If you employ others, search for simple or time-consuming tasks in your day that can be delegated to other employees. If you’re a sole proprietor or contractor, look at ways to either raise rates or shift responsibilities away from you.
The goal isn’t to cut corners in your business—but rather to maximize efficiency and allow yourself some time to work on your health.
If you’ve already reached the point where your lifestyle is solely financed by your business, you may already have the skills necessary to delegate tasks and free up some time to work on you.
3. Document everything
Proper documentation is important to any entrepreneur for tax season, and the choice to document deductions and expenses can mean the difference between a generous tax refund or a debilitating tax burden.
The same is true with the time you spend maintaining your health.
By documenting activities like hiking and measuring your weight and other metrics, you can keep on top of your health while tracking your progress over time. Just like your expenses and responsibilities, you can take a monthly or quarterly look at your progress, find ways to improve, and see what you could be doing better.
Documenting your progress also comes with the benefit of providing much-needed motivation to continue working out on difficult days. Seeing where you’ve come is one of the primary ways you can motivate yourself to get to your target weight and fitness goals.
Oh—and if you didn’t already know about the self-employment deduction for health insurance, it never hurts to see if you qualify.
4. Talk to the experts
By becoming an entrepreneur, you’ve learned how to leverage your skills to market and reach a certain audience. You’ve sold others on your expertise and services, but likewise, you need to heed to others who know more than you do.
Talk to your doctor or medical professional about your needs. Explain your specific situation, and any occupational necessities that could be harming your health—such as strenuous activity or a sedentary working environment.

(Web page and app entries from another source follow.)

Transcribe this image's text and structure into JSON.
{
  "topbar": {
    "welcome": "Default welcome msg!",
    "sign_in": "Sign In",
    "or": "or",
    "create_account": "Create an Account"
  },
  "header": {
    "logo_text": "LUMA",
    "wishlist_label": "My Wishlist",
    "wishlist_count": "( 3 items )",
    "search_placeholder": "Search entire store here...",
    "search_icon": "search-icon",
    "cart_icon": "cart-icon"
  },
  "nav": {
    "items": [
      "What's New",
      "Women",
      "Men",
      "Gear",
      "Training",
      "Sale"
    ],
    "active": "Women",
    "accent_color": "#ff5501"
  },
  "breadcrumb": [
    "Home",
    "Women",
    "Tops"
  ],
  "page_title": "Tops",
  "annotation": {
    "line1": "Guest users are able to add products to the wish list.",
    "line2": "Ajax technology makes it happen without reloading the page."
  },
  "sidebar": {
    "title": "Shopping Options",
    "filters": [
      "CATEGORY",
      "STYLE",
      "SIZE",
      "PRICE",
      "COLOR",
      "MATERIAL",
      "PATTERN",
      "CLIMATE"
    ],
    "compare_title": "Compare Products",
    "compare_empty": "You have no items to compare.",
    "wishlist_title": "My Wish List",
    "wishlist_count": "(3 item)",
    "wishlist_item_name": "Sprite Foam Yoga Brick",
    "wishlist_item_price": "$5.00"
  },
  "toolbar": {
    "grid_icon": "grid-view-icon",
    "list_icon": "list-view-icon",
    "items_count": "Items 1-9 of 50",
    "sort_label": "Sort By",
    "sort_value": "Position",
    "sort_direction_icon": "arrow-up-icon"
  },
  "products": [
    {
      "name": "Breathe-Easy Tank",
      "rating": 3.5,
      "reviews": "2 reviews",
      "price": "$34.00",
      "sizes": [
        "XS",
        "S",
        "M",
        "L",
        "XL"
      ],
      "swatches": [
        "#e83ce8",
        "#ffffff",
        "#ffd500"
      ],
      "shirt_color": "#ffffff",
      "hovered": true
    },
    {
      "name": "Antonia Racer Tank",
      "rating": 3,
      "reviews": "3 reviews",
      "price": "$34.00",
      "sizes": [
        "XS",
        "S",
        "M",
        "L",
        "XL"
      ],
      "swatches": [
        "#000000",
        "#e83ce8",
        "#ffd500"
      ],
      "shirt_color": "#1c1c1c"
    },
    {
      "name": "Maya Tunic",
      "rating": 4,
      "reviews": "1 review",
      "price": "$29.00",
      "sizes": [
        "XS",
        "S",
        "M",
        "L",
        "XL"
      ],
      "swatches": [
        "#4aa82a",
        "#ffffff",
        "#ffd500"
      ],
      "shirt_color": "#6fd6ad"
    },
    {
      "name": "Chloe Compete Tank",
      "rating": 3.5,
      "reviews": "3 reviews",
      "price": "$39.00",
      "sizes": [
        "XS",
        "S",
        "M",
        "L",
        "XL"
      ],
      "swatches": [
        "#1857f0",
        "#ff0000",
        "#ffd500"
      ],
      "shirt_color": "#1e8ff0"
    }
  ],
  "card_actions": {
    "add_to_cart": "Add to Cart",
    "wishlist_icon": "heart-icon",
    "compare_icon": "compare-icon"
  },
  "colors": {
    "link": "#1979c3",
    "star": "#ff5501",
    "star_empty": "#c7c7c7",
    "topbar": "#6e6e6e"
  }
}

Online guides can only give you so much information, and living in a larger city means gaining access to a plethora of professionals that can get you the help you need.
If you work in Silicon Valley, find a Palo Alto doctor to consult with. If you live in New York City, find a Brooklyn pharmacy that can deliver your prescriptions and save you some time.
Networking shouldn’t have to be explained to anyone who’s gone into business for themselves. If you haven’t realized the importance of cultivating relationships, it may be time to head back to your old day job.
When you’re at the gym, talk to the regular who uses the treadmill beside you. When going for a run, talk to the fellow park-goers and neighbors who run with you. Cultivate a network of responsible and active people that will keep you accountable for your health. Talk and learn to motivate them just as much as they motivate you.
And who knows? Maybe you’ll uncover a new business partner.